Since LotusLive was honored last year, a lot has happened.
Last Fall, IBM LotusLive expanded with low-cost cloud email — LotusLive iNotes — for $3 per user, per month. IBM knows that most serious businesses will maintain an intellectual curiosity about the cloud but will not make hasty decisions. There have been too many high profile outages, crashes, security and privacy concerns about consumer services to ignore. A trusted name, IBM provides the assurances of security, privacy and reliability the market requires as well as the traditional and cloud-based technology to allow companies to safely test and move to the cloud.

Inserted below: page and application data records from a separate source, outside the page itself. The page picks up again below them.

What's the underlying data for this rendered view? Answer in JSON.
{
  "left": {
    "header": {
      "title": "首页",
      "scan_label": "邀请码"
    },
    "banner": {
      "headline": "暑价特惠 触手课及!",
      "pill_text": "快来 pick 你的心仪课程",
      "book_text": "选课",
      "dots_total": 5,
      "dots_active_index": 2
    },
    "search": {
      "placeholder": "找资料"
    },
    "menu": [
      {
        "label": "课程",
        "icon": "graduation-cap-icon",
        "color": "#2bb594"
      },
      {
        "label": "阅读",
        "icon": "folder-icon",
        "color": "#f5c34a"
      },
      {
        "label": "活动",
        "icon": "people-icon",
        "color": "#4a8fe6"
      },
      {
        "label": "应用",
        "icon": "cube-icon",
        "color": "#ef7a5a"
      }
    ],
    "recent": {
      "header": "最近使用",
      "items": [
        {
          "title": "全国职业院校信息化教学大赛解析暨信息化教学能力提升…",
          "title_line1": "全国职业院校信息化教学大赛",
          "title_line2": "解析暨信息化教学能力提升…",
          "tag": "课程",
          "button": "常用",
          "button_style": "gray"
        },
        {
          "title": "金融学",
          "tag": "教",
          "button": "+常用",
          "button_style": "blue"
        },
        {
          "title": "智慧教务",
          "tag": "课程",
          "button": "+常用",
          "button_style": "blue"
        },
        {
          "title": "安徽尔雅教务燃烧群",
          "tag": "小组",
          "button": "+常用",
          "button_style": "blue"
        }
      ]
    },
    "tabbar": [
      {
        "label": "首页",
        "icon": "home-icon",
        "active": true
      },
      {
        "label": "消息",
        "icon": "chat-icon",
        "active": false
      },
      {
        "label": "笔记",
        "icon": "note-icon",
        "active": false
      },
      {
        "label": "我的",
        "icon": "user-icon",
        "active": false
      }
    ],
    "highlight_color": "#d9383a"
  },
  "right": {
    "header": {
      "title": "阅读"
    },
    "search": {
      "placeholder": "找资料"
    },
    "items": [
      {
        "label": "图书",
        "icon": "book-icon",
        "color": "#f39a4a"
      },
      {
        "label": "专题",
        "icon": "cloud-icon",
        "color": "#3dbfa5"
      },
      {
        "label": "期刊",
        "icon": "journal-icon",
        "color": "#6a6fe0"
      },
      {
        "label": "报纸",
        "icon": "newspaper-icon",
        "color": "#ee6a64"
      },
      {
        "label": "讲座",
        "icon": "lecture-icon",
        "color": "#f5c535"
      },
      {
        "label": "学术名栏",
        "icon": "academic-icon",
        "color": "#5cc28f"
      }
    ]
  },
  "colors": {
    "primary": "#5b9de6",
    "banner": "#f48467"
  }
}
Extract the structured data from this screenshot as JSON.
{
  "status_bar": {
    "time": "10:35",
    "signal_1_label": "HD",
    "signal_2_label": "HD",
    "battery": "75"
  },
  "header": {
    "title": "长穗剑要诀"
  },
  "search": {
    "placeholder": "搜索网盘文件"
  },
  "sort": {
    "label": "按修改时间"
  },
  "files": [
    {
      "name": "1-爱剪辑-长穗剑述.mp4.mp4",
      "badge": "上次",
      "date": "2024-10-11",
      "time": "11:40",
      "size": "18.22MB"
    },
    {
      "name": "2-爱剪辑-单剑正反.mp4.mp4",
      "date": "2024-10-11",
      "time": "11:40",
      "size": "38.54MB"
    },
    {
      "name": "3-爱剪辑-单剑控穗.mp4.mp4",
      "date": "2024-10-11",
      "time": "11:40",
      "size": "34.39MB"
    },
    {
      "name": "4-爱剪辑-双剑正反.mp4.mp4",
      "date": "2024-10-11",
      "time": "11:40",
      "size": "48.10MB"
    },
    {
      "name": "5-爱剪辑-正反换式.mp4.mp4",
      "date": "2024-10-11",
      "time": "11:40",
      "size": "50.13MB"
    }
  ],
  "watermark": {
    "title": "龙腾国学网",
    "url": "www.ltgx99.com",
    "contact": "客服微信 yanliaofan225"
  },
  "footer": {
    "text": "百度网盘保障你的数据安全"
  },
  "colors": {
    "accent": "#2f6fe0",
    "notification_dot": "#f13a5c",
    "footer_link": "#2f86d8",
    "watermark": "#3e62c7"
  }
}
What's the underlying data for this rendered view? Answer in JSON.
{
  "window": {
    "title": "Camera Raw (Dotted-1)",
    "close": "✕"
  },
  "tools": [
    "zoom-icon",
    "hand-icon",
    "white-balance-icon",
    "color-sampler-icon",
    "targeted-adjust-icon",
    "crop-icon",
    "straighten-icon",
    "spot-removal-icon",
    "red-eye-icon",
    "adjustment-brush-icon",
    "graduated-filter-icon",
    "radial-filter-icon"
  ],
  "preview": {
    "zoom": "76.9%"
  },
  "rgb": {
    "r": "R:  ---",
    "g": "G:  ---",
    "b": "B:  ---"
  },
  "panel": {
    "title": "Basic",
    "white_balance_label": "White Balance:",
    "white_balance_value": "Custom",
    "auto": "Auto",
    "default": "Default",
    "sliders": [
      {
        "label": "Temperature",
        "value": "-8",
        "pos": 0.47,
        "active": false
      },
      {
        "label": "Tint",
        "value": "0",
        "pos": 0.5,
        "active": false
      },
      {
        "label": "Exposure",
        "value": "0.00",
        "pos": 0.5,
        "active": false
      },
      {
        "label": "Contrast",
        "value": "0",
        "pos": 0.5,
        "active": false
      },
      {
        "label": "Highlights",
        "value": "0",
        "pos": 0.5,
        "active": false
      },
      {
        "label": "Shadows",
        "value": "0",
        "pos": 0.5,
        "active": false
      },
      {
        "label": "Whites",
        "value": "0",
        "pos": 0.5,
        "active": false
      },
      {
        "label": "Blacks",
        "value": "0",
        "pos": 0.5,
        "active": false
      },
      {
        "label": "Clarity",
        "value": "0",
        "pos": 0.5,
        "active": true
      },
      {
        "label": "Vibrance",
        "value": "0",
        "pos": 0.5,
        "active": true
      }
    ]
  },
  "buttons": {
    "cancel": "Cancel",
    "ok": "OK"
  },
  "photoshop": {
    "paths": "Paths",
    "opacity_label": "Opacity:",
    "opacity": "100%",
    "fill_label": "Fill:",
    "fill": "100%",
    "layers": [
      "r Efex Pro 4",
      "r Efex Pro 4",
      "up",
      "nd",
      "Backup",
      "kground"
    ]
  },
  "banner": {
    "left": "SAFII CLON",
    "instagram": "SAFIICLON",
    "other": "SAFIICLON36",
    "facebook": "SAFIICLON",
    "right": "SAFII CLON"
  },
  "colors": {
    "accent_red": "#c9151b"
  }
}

But, IBM also realizes that businesses will never move everything to the cloud, but will look to vendors who provide a mix of both public and private clouds (a hybrid approach).
Also in the past year, IBM announced the largest enterprise cloud computing deployment to date where Panasonic is adopting IBM’s LotusLive services for Web conferencing, file sharing, instant messaging and project management. The company is also implementing LotusLive Connections for business social networking between employees, partners and suppliers to find and share the right insight when needed. As part of this investment in open IBM technology, Panasonic is migrating employees from Microsoft Exchange or other collaboration software to LotusLive for email, calendaring and contact management.
IBM has also been listening very closely to its customers in order to fully understand the collaborative needs of businesses of all sizes. No matter what, businesses have told IBM that they need all of their collaboration services integrated into one service and one platform. Because of this, IBM has partnered with companies like Ariba, UPS, Salesforce.com, Skype and Silanis in order to integrate essential business services into LotusLive and into the context of the work people do every day.
It’s no wonder the competition isn’t showing up this year at Enterprise 2.0.
Fighting talk indeed!